### Task directions
If a line of the records contains the string "JSON", copy it out.

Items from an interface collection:
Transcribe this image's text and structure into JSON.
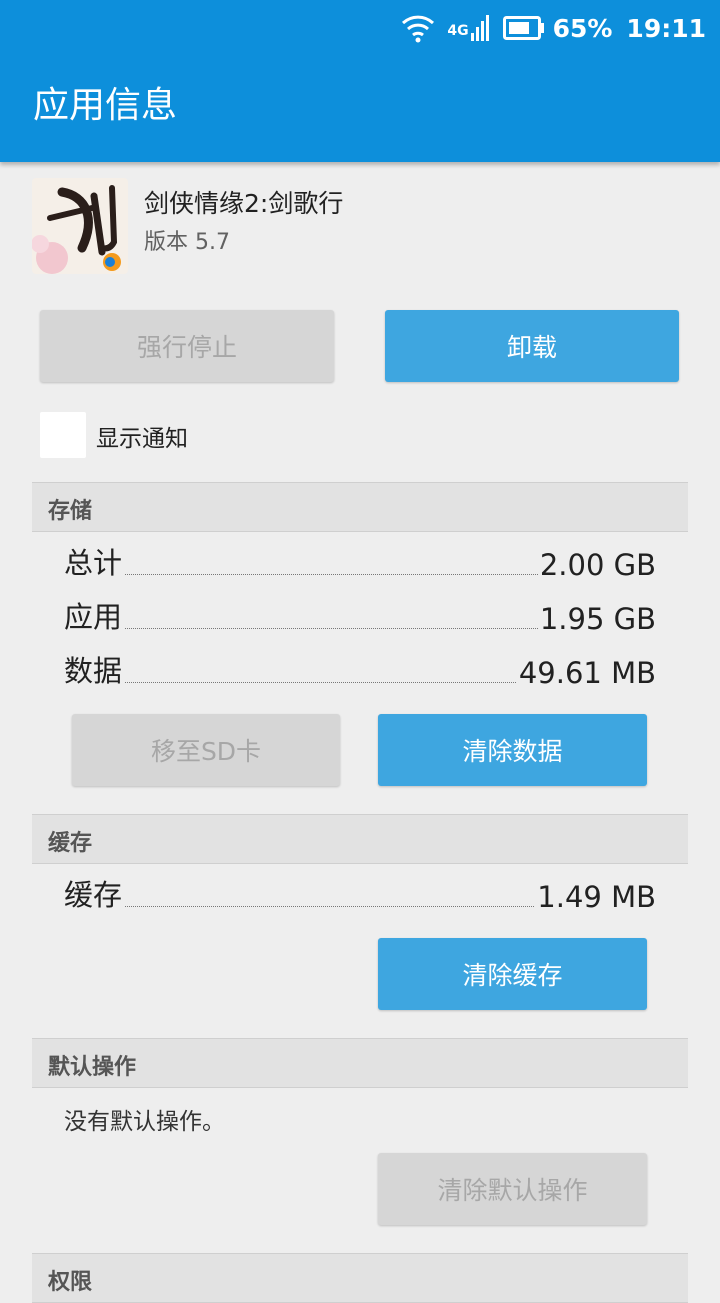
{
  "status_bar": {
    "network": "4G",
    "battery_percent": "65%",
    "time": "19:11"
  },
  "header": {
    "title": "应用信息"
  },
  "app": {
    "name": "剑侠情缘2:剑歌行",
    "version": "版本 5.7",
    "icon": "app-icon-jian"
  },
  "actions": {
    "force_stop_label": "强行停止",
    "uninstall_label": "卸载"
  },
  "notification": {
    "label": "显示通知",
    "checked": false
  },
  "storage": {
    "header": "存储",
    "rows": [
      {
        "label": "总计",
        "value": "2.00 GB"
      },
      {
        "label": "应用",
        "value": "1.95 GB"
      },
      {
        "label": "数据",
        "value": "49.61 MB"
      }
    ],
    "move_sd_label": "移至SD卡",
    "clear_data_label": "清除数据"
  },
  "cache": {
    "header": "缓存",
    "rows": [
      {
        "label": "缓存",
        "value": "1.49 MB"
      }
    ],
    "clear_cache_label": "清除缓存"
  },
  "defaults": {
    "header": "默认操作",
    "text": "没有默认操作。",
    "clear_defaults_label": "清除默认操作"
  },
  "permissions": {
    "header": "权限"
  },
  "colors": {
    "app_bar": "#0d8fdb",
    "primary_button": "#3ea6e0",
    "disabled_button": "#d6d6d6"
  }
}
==
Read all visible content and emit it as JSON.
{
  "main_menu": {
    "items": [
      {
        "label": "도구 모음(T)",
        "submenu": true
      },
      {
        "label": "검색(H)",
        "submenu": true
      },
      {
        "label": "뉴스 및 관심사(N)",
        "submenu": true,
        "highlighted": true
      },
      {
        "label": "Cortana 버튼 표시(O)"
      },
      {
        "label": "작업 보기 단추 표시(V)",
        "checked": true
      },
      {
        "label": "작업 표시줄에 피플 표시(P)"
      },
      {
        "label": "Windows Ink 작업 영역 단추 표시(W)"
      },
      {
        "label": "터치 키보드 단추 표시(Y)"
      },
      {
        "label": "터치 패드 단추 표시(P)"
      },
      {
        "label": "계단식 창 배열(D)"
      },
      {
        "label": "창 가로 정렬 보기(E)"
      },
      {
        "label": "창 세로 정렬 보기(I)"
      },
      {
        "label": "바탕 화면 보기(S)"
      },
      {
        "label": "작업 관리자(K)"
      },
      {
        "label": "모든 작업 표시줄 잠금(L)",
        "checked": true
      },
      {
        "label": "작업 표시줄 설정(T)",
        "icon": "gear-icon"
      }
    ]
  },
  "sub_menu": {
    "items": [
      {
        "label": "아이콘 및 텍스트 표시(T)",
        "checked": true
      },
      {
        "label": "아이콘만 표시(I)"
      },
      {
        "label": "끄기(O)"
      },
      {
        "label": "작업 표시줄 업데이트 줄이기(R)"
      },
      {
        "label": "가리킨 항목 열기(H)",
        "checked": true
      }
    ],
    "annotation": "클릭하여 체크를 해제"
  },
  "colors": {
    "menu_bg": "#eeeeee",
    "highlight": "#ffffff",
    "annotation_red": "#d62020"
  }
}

### Written response
Transcribe this image's text and structure into JSON.
Read all visible content and emit it as JSON.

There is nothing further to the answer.